- **GOAL OF THE EXERCISE**:
Every record below must be set down again exactly as given.

(ENTRIES SHOWN)

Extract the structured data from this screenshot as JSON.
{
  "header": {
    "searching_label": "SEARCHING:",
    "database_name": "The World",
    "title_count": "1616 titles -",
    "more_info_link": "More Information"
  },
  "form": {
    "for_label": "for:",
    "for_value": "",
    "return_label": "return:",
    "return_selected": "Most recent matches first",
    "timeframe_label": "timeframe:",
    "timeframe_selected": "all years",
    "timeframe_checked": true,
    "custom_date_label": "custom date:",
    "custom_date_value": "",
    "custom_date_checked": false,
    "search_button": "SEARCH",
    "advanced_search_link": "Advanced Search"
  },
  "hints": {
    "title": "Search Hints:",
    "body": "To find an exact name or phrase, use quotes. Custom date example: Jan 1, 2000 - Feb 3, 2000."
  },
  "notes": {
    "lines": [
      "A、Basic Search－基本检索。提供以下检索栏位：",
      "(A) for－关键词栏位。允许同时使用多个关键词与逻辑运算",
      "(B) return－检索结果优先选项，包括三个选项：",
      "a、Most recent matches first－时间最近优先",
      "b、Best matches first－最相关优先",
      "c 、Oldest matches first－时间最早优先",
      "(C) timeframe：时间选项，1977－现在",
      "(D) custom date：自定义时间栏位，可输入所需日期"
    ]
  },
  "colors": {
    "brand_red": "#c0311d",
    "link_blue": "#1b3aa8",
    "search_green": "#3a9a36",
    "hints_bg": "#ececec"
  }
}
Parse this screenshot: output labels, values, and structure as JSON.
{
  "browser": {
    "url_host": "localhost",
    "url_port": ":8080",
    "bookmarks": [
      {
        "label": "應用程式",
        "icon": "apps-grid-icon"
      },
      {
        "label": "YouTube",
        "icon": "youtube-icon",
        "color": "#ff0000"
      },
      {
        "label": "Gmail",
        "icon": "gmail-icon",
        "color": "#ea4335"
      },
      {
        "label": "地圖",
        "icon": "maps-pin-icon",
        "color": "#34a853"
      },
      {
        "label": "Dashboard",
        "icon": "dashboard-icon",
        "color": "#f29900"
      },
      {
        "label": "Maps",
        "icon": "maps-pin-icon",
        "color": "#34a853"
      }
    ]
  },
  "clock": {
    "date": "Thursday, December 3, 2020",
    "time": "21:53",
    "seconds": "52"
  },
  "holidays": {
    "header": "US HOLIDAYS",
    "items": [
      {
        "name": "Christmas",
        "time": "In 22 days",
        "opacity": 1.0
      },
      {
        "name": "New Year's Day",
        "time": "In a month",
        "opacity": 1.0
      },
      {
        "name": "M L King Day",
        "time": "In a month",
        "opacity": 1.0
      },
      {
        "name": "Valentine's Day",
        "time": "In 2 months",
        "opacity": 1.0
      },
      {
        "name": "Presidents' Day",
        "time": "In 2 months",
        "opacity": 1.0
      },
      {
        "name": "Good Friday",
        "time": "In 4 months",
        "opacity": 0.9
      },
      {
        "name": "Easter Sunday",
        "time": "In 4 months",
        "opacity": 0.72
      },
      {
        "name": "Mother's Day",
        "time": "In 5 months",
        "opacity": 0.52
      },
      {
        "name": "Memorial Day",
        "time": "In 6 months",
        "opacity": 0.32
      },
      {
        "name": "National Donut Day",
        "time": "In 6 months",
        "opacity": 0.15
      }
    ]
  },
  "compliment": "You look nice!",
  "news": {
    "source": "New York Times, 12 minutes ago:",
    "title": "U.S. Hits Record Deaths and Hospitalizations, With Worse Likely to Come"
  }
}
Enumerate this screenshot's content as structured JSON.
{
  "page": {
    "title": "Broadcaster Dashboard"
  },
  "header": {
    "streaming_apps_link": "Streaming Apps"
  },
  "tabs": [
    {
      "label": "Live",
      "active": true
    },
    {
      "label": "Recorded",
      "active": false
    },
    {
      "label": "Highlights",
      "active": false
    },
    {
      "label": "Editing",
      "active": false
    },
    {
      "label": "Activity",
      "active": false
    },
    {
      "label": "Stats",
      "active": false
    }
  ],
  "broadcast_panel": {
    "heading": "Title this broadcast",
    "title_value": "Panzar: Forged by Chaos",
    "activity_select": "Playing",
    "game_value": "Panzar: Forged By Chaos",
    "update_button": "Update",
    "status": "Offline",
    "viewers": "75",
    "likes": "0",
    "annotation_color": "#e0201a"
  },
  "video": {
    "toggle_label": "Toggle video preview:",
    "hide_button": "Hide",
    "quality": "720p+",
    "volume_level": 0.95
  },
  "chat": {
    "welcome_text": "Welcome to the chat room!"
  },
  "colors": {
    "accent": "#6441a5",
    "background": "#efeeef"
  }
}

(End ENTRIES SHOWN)

- **YOUR SOLUTION**:
Extract the structured data from this screenshot as JSON.
{
  "header": {
    "searching_label": "SEARCHING:",
    "database_name": "The World",
    "title_count": "1616 titles -",
    "more_info_link": "More Information"
  },
  "form": {
    "for_label": "for:",
    "for_value": "",
    "return_label": "return:",
    "return_selected": "Most recent matches first",
    "timeframe_label": "timeframe:",
    "timeframe_selected": "all years",
    "timeframe_checked": true,
    "custom_date_label": "custom date:",
    "custom_date_value": "",
    "custom_date_checked": false,
    "search_button": "SEARCH",
    "advanced_search_link": "Advanced Search"
  },
  "hints": {
    "title": "Search Hints:",
    "body": "To find an exact name or phrase, use quotes. Custom date example: Jan 1, 2000 - Feb 3, 2000."
  },
  "notes": {
    "lines": [
      "A、Basic Search－基本检索。提供以下检索栏位：",
      "(A) for－关键词栏位。允许同时使用多个关键词与逻辑运算",
      "(B) return－检索结果优先选项，包括三个选项：",
      "a、Most recent matches first－时间最近优先",
      "b、Best matches first－最相关优先",
      "c 、Oldest matches first－时间最早优先",
      "(C) timeframe：时间选项，1977－现在",
      "(D) custom date：自定义时间栏位，可输入所需日期"
    ]
  },
  "colors": {
    "brand_red": "#c0311d",
    "link_blue": "#1b3aa8",
    "search_green": "#3a9a36",
    "hints_bg": "#ececec"
  }
}
Parse this screenshot: output labels, values, and structure as JSON.
{
  "browser": {
    "url_host": "localhost",
    "url_port": ":8080",
    "bookmarks": [
      {
        "label": "應用程式",
        "icon": "apps-grid-icon"
      },
      {
        "label": "YouTube",
        "icon": "youtube-icon",
        "color": "#ff0000"
      },
      {
        "label": "Gmail",
        "icon": "gmail-icon",
        "color": "#ea4335"
      },
      {
        "label": "地圖",
        "icon": "maps-pin-icon",
        "color": "#34a853"
      },
      {
        "label": "Dashboard",
        "icon": "dashboard-icon",
        "color": "#f29900"
      },
      {
        "label": "Maps",
        "icon": "maps-pin-icon",
        "color": "#34a853"
      }
    ]
  },
  "clock": {
    "date": "Thursday, December 3, 2020",
    "time": "21:53",
    "seconds": "52"
  },
  "holidays": {
    "header": "US HOLIDAYS",
    "items": [
      {
        "name": "Christmas",
        "time": "In 22 days",
        "opacity": 1.0
      },
      {
        "name": "New Year's Day",
        "time": "In a month",
        "opacity": 1.0
      },
      {
        "name": "M L King Day",
        "time": "In a month",
        "opacity": 1.0
      },
      {
        "name": "Valentine's Day",
        "time": "In 2 months",
        "opacity": 1.0
      },
      {
        "name": "Presidents' Day",
        "time": "In 2 months",
        "opacity": 1.0
      },
      {
        "name": "Good Friday",
        "time": "In 4 months",
        "opacity": 0.9
      },
      {
        "name": "Easter Sunday",
        "time": "In 4 months",
        "opacity": 0.72
      },
      {
        "name": "Mother's Day",
        "time": "In 5 months",
        "opacity": 0.52
      },
      {
        "name": "Memorial Day",
        "time": "In 6 months",
        "opacity": 0.32
      },
      {
        "name": "National Donut Day",
        "time": "In 6 months",
        "opacity": 0.15
      }
    ]
  },
  "compliment": "You look nice!",
  "news": {
    "source": "New York Times, 12 minutes ago:",
    "title": "U.S. Hits Record Deaths and Hospitalizations, With Worse Likely to Come"
  }
}
Enumerate this screenshot's content as structured JSON.
{
  "page": {
    "title": "Broadcaster Dashboard"
  },
  "header": {
    "streaming_apps_link": "Streaming Apps"
  },
  "tabs": [
    {
      "label": "Live",
      "active": true
    },
    {
      "label": "Recorded",
      "active": false
    },
    {
      "label": "Highlights",
      "active": false
    },
    {
      "label": "Editing",
      "active": false
    },
    {
      "label": "Activity",
      "active": false
    },
    {
      "label": "Stats",
      "active": false
    }
  ],
  "broadcast_panel": {
    "heading": "Title this broadcast",
    "title_value": "Panzar: Forged by Chaos",
    "activity_select": "Playing",
    "game_value": "Panzar: Forged By Chaos",
    "update_button": "Update",
    "status": "Offline",
    "viewers": "75",
    "likes": "0",
    "annotation_color": "#e0201a"
  },
  "video": {
    "toggle_label": "Toggle video preview:",
    "hide_button": "Hide",
    "quality": "720p+",
    "volume_level": 0.95
  },
  "chat": {
    "welcome_text": "Welcome to the chat room!"
  },
  "colors": {
    "accent": "#6441a5",
    "background": "#efeeef"
  }
}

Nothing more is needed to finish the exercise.